EXERCISE — The answer should be one number, the count of lines in the data with "Server".

Excerpts from a dataset —
^^^^
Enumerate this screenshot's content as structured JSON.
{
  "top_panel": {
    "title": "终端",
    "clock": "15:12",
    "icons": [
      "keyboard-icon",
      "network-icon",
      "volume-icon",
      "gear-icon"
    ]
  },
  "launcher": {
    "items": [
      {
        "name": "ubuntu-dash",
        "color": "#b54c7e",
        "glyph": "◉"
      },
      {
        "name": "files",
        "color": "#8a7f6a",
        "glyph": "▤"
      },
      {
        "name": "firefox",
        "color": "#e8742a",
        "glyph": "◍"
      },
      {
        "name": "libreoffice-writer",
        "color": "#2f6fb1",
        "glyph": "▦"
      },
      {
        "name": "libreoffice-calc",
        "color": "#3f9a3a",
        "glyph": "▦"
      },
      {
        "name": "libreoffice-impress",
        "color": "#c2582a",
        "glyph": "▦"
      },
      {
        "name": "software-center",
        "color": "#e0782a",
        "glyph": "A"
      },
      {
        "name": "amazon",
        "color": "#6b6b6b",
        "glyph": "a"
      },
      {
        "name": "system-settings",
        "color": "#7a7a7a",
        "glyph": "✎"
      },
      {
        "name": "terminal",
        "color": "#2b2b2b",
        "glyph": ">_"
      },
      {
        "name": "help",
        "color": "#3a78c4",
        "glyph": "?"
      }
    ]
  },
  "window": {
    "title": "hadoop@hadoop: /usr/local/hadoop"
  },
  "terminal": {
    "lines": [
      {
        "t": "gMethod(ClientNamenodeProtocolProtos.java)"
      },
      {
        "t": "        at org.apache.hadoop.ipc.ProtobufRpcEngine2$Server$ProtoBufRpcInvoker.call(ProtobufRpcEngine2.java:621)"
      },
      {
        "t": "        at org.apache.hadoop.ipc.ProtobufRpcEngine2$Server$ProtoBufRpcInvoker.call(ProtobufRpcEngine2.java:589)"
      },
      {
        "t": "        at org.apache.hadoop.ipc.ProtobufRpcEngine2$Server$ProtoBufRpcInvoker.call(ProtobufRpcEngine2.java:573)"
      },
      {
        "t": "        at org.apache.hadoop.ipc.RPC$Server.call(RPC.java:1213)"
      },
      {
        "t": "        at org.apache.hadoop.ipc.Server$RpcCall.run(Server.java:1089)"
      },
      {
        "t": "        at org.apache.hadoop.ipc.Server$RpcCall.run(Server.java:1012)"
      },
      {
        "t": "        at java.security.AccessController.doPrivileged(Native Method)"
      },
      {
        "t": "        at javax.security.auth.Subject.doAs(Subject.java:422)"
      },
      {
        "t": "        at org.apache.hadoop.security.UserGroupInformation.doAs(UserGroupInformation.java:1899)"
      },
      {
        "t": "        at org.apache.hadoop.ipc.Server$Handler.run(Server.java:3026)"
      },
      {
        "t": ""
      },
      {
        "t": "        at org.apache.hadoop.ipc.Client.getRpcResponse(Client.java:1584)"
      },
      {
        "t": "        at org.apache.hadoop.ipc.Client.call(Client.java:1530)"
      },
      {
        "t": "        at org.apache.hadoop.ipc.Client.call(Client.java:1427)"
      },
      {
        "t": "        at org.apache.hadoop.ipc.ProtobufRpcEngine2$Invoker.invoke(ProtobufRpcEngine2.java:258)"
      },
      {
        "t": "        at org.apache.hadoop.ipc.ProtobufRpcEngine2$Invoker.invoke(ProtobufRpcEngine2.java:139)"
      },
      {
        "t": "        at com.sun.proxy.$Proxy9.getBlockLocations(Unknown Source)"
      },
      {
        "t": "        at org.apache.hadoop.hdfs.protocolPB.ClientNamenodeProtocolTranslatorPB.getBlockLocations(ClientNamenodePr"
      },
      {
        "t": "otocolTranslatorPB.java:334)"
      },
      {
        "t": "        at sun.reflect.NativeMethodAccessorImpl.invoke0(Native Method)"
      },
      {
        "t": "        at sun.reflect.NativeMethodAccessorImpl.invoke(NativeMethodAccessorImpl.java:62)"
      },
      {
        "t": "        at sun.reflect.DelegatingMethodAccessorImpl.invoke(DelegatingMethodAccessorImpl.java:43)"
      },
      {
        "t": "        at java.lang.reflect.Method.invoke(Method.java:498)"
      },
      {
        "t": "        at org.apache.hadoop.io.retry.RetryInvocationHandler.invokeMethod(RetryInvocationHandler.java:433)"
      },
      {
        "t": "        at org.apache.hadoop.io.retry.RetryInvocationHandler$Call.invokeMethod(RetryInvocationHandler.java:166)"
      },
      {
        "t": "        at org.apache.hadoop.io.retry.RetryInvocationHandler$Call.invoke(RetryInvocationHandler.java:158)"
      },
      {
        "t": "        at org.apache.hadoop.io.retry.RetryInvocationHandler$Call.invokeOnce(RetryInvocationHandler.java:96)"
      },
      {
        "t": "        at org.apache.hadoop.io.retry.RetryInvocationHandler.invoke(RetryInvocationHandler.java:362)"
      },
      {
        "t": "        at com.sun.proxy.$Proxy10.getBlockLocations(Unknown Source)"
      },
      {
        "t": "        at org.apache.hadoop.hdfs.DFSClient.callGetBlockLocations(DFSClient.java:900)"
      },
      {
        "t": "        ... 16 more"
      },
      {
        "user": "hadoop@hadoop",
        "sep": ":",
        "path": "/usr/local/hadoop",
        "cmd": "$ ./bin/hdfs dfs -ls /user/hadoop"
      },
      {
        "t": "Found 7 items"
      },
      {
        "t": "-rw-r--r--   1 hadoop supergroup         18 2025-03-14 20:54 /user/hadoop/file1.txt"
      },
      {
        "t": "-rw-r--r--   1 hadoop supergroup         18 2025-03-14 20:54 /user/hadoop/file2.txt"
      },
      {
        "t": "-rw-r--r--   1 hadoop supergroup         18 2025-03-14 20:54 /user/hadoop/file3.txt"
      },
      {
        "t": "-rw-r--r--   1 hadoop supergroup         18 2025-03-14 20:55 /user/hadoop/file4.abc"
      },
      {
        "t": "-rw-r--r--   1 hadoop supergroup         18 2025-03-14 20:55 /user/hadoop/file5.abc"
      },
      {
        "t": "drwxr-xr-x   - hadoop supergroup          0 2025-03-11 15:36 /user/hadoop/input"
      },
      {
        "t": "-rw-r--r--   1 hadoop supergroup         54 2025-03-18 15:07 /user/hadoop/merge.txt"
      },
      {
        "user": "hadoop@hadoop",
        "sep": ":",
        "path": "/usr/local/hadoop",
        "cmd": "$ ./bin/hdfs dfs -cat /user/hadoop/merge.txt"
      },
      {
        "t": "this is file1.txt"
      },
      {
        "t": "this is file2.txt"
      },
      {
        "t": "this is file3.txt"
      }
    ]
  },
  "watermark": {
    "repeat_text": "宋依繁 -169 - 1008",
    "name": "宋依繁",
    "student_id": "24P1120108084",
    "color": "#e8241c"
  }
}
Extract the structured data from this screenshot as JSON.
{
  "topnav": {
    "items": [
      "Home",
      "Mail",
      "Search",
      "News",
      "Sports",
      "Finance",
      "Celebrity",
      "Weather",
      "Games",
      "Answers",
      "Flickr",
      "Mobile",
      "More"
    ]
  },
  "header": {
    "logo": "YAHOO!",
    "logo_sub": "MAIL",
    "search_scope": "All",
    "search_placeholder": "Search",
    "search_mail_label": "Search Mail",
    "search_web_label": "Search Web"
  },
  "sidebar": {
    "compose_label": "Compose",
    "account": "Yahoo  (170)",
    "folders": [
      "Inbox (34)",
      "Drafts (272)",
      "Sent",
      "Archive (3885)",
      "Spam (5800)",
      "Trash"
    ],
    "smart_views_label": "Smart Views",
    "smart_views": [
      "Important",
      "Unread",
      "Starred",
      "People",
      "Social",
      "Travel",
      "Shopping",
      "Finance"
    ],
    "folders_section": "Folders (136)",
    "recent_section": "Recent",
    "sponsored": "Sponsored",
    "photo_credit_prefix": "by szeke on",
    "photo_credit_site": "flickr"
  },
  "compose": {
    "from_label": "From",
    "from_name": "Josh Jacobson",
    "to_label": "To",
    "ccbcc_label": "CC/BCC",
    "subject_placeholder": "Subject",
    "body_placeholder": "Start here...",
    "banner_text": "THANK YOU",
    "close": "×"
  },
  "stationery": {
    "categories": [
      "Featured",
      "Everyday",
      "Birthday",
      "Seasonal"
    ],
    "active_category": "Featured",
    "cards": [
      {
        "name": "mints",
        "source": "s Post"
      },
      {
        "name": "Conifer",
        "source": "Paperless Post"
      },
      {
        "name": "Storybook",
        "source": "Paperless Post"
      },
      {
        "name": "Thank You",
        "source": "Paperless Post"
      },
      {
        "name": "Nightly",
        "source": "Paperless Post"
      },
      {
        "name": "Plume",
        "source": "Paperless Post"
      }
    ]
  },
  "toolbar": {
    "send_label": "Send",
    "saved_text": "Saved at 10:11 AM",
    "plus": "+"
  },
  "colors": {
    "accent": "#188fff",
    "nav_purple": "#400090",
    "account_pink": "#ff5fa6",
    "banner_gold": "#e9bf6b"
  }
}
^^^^
RESPONSE TO THIS TASK — 7